I’m a soup freak.
I can’t pass up a bowl of hot miso soup filled with those miniature tofu blocks at Japanese restaurants. I crave tomato bisque, especially when paired with a gooey grilled cheese sandwich (or, better yet, Baby Goldfish crackers). And I actually enjoy getting sick and being fed a bowl of Campbell’s chicken and rice soup.
But truth be told: I’ve never actually made soup before.
I know, I know. I hear from my friends — and my mom! — how easy it is. I know people who make soup in their Vitamix blenders.
But despite my affection for soup, it’s just not something I’ve been dying to make.
Until this past Thanksgiving.
Since I don’t normally make the turkey — that’s my mom’s job — I like to come up with different, sometimes creative side dishes to share with my very discerning family.
So I settled on corn chowder, one of my mom’s favorite soups and something she rarely cooks herself. (Well, apple doesn’t fall very far, now does it?)
It also happens to be one of my favorite soups, too, but it’s not one that’s easily found on restaurant menus.
So I decided to make it myself.
And to be honest, it’s really not that hard.
There are tons of recipes online for this thick, cream-based soup, some including cheddar cheese, others with hot chiles. Most call for fresh corn, sliced right off the cob. And while that would be amazing — can you imagine Kahuku corn chowder? — I didn’t have time.
So instead, I decided to make a version of corn chowder with bacon.
Because who doesn’t love bacon?
Here’s what I did:
In a soup pot — I used a Le Creuset cast-iron round dutch oven — heat olive oil and butter over medium heat. Add bacon and cook until it’s crisp, maybe about 5 minutes. Then remove with a slotted spoon and put in a separate bowl.
To the bacon fat, add chopped onions, celery, garlic and potatoes until soft. (You really want the potatoes to break down.) It’s important to chop your veggies small and around the same size. Dusk the vegetables with flour and mix thoroughly.
Add a whole can of chicken broth and then stir in some fresh, minced thyme. (Fresh herbs are always better and more flavorful than dried.)
I used a reduced-salt stock, which meant I had to adjust how much salt I added to the soup. You can probably use a vegetable stock instead, though I wouldn’t swap chicken broth with beef.
Now here’s where my recipe diverges with many others. I used Carnation evaporated milk, while most call for cream. It’s really your call. The evaporated milk keep the broth smooth, in my opinion, but less heavy than more cream-based versions.

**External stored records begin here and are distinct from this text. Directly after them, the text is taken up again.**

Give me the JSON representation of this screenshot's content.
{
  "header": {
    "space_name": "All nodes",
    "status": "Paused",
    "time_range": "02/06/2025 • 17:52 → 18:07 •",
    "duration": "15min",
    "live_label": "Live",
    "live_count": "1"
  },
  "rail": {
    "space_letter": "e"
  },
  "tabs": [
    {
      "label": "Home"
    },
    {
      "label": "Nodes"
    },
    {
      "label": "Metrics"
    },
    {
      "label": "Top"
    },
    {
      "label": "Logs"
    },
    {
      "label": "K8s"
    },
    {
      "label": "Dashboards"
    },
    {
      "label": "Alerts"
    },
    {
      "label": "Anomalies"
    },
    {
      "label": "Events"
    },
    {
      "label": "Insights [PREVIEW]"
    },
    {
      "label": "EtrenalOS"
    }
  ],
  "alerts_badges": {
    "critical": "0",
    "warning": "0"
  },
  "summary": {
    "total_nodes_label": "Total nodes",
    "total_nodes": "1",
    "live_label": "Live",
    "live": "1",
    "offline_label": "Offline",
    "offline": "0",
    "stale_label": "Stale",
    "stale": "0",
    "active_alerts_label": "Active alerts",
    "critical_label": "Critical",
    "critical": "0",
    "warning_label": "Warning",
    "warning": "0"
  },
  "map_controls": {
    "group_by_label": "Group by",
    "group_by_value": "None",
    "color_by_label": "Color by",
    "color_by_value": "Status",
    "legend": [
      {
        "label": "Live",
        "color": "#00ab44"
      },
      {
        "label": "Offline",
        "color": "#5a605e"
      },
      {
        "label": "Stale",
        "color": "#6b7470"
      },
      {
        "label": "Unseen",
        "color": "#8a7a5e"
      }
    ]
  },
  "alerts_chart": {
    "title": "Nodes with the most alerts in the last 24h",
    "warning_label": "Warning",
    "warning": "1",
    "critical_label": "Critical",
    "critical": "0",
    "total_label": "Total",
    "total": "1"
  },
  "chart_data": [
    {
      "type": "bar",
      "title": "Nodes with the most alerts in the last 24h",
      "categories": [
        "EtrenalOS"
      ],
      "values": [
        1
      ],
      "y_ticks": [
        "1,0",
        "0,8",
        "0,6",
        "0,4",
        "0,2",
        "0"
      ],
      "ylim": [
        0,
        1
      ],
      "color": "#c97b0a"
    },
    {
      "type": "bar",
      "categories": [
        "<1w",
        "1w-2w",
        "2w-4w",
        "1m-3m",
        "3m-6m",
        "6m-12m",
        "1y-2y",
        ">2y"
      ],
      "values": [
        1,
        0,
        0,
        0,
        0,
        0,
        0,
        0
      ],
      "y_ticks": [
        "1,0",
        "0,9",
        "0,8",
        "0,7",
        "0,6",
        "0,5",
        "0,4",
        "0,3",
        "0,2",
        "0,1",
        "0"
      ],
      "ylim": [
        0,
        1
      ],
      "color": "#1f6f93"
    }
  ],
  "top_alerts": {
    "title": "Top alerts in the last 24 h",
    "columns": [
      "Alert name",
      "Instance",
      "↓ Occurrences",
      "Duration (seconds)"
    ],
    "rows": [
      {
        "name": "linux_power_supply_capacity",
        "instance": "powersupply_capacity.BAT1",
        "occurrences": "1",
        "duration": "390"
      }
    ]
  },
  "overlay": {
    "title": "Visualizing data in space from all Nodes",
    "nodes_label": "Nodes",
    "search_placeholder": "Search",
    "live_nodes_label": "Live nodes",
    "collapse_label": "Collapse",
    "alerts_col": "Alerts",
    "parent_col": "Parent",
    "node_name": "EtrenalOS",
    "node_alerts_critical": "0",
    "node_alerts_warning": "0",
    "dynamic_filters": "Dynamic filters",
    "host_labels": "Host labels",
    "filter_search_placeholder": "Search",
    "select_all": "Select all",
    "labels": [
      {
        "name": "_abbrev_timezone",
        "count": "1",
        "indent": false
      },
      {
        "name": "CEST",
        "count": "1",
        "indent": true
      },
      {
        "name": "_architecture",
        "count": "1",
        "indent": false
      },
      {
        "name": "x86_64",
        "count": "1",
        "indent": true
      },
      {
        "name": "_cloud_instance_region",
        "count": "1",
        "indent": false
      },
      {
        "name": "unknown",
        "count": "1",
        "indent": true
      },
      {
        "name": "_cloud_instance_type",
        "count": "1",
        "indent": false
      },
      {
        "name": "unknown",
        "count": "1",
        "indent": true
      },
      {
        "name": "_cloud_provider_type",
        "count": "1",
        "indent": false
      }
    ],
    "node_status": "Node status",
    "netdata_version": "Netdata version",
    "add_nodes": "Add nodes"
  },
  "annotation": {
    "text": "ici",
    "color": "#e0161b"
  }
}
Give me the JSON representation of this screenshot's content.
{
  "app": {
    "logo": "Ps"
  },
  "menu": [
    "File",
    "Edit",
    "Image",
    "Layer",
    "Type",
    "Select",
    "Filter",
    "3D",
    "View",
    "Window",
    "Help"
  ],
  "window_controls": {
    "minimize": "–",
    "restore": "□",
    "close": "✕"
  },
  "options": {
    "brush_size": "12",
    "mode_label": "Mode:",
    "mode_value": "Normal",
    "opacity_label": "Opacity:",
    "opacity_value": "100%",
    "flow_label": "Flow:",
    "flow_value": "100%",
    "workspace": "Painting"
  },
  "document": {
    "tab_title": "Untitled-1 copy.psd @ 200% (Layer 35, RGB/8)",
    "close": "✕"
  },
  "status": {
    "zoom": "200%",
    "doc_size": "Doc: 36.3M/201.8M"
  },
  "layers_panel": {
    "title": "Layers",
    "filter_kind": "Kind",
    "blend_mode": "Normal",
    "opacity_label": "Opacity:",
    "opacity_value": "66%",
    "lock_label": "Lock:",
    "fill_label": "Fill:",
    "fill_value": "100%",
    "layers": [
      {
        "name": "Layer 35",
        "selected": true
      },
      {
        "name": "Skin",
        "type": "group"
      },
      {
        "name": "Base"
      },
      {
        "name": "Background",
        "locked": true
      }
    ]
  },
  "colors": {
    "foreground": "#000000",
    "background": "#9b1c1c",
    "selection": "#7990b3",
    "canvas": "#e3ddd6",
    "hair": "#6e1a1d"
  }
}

To this mixture, add a whole bag of frozen corn. Cover and simmer on low heat for about 15 to 20 minutes — or longer, if needed. Your veggies should be very soft.
Season with salt and pepper. Garnish with bacon and fresh parsley. And that’s it!
Here’s the recipe:
Bacon & Corn Chowder
4 slices of bacon, diced
1-2 T. butter
1 onion, chopped
1 stalk celery, chopped
1-3 garlic cloves, minced
1 medium potato, sliced thin
1/2 T. fresh thyme, minced
1/4 c. flour
1 can chicken broth
1/2 can Carnation evaporated milk
8 ounces (1 bag) frozen corn
Salt and pepper to taste
Cook bacon until crisp, then remove and put in a separate bowl.
Sautée onions, celery, garlic and potatoes in bacon fat until soft. Sprinkle flour on vegetables and mix thoroughly. Add chicken broth. Stir in thyme. Add milk. Season with salt and pepper to taste. Then add corn. Cover and simmer for 10 to 15 minutes until thickened.
Garnish with bacon and fresh parsley.
That looks delicious .
It is — and it’s SO EASY! 🙂
In culinary school we learned that if it doesn’t have potato, it’s not a chowder.
This looks so good for a cold winter night
Ah, I’ve heard that, too! It’s interesting how you have to “dust” the veggies with flour, while they’re in the pot cooking. Anyway, it turned out great and I wish I had saved me some leftovers before it was too late! LOL
It sure is. Actually, I was craving it when I was blogging about it. I might have to make it again soon!
It’s guud to see you blogging again, and on a topic that comes from your happy place — FUUD!